I don’t think I could name a song that describes me. I like country music as well as ballads.
Which fictional character is most like you?
I don’t consciously write myself into any of the characters, but I imagine that many of their thoughts and values echo mine.
Do you feel that plot or characters are more important and what elements do you think make a good novel?
I think they are of equal importance. I believe my books are probably character led, but you need drama, mystery and emotional scenes to grip a reader’s attention and hold it. While the characters must live and not be wooden or stereotype, the plot needs to move at a good pace. However, sometimes, it is necessary to start slowly so that you build the interest and then surprise the reader when violence or passion occurs. It is good if you can grab attention on the first page, but some plots don’t lend themselves to an immediate crisis. I think you can do that more in romance or erotic but in saga it usually needs a slower pace for a start, but that doesn’t mean dull. Catch the reader with something that they find intriguing and then build.
Which authors have influenced you most? Is there one book or author that is your favourite?
I believe many books entertain for different reasons. I suppose my all-time favourite story would be Gone With the Wind. I like lots of authors and it depends what I’m into at the time. At the moment I’m enjoying Viking books.
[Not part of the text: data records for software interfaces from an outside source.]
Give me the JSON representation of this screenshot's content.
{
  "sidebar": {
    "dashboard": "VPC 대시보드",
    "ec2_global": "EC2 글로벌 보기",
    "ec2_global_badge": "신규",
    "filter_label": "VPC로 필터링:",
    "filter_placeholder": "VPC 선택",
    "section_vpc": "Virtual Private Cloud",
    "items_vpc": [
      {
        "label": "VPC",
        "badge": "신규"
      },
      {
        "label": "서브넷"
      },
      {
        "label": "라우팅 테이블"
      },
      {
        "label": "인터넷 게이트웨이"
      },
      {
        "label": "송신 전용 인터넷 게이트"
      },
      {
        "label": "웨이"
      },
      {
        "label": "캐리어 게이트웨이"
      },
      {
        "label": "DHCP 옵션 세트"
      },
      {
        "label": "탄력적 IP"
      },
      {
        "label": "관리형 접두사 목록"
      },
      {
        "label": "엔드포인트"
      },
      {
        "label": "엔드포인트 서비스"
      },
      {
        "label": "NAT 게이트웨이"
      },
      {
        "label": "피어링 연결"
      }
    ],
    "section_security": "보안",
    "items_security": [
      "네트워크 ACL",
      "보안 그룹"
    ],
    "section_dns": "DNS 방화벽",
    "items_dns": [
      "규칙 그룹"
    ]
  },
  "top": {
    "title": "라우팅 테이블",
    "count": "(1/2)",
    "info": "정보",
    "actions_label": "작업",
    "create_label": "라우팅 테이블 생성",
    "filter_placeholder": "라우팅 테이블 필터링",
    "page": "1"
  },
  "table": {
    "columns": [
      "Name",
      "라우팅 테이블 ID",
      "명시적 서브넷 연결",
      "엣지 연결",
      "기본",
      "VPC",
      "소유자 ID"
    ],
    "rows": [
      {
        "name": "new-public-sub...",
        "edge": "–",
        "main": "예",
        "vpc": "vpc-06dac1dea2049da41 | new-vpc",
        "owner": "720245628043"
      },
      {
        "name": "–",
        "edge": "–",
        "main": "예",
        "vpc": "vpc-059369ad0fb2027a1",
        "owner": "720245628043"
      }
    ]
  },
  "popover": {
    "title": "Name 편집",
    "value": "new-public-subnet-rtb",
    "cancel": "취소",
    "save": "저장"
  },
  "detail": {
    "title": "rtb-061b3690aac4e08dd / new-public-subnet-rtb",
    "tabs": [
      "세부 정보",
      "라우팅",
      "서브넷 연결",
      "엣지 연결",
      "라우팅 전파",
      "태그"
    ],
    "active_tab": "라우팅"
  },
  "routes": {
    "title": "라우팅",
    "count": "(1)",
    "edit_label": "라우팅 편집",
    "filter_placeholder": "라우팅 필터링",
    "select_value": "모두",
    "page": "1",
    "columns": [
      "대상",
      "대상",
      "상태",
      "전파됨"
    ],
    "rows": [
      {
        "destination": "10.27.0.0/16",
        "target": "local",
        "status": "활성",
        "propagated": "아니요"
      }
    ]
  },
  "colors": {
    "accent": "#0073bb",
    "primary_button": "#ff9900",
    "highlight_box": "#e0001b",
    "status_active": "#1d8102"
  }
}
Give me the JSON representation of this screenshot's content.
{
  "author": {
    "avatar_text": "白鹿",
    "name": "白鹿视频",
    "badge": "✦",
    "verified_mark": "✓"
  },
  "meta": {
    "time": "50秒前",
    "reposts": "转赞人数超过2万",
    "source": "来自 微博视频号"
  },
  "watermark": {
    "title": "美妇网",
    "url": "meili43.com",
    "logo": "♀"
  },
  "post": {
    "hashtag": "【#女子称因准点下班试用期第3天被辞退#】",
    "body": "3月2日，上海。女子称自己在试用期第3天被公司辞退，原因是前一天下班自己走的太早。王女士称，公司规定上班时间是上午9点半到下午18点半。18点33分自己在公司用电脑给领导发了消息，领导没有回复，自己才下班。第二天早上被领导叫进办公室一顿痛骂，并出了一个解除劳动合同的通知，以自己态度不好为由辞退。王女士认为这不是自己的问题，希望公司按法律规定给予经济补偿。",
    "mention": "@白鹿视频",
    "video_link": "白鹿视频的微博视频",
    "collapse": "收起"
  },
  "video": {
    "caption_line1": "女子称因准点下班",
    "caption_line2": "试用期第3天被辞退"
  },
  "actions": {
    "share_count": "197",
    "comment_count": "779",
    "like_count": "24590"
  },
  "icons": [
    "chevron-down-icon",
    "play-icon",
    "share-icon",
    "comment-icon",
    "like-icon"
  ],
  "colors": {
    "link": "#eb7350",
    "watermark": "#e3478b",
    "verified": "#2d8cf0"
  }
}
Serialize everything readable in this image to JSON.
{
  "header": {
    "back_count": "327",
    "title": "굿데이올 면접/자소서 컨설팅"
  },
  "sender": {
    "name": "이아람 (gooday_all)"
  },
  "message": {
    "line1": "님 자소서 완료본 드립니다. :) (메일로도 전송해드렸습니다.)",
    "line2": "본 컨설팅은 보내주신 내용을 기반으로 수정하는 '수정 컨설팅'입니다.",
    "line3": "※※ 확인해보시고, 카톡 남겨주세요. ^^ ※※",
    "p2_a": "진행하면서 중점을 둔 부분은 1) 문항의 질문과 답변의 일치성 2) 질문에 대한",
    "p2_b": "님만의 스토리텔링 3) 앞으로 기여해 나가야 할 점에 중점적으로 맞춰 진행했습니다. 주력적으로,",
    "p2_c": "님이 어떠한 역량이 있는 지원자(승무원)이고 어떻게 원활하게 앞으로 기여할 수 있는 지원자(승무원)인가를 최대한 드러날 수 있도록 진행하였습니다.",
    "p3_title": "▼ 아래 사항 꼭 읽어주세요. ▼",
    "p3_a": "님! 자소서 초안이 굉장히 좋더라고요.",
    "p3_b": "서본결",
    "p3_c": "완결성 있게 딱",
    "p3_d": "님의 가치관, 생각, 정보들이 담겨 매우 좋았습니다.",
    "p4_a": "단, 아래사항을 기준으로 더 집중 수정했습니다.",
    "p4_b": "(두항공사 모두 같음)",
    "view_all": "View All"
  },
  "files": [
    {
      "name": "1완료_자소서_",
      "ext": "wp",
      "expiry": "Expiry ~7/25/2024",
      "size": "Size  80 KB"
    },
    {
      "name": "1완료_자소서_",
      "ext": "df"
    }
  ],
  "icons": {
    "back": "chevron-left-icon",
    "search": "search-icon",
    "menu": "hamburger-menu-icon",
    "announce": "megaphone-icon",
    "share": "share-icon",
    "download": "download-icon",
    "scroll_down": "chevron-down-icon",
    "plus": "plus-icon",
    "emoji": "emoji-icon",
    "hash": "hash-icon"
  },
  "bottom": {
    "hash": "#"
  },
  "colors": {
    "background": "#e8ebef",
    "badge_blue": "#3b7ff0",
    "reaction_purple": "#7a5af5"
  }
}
What is next for the characters of Mulberry Lane?
The war drags on and brings new people to the lane. Tragedy strikes for some of the residents and there is new love and new life.
Maureen has both sorrow and hope, proving how strong and resilient she is, and Janet will move on with her life. Peggy will be torn between love and duty.
Do you have any more advice for new writers?
First of all research the genre you want to write and the publishers so that you know who is likely to be interested in your work. Most main stream publishers will ask for you to be registered with an agent, but some will look at work you submit yourself. To save time research or ask. Some publishers like Aria advertise for submissions on their website and they are a good firm for new writers to approach.
Writing is something that comes naturally to a true writer but most will need to hone their craft. Having someone to read a bit of your work before you submit and give you an opinion is a help but not compulsory. The main thing is to feel the compulsion to write so that you are haunted by characters and plots that demand to be brought to life. If you sit for ages staring at a blank page, consider if you really want to write. It is not an easy job and hard work.
Even if a publisher actually reads and likes what you’ve done, you will be asked to do lots of rewriting and editing. So you need, in my opinion, to be driven. If that’s how you feel, you will just do it and even if for a start it comes out all wrong, you will learn.
I hope this has been of help and good luck to all new writers. It took years for me to become an established writer and so I know it’s easy to give up, but don’t.
About the book
1941 Mulberry Lane, London. War rages but new life brings new hope. Perfect for fans of Katie Flynn and Cathy Sharp.
Times are hard for all on Mulberry Lane as the war rages into yet another year. Desperate times push people into dangerous situations, and the residents of Mulberry Lane are not exempt.
Menacing shadows lurk on dark street corners, threatening the safety of those who are alone and vulnerable. When Peggy’s twins are born early Maureen and Nellie are there to lend a helping hand.
The mothers of Mulberry Lane stick together despite the grim conditions of war-torn London and a shadowy fear that stalks their lives.
Neighbours and friends look out for each other and new life brings hope and joy to the Lane.
About the author
Rosie is happily married and lives in a quiet village in East Anglia.
Writing books is a passion for Rosie, she also likes to read, watch good films and enjoys holidays in the sunshine. She loves shoes and adores animals, especially squirrels and dogs.
Follow Rosie via her website: www.rosieclarke.co.uk and you can also say hi on Twitter: @AnneHerries
(You can also follow Aria at www.ariafiction.com, Twitter: @aria_fiction, Facebook: @ariafiction and Instagram: @ariafiction)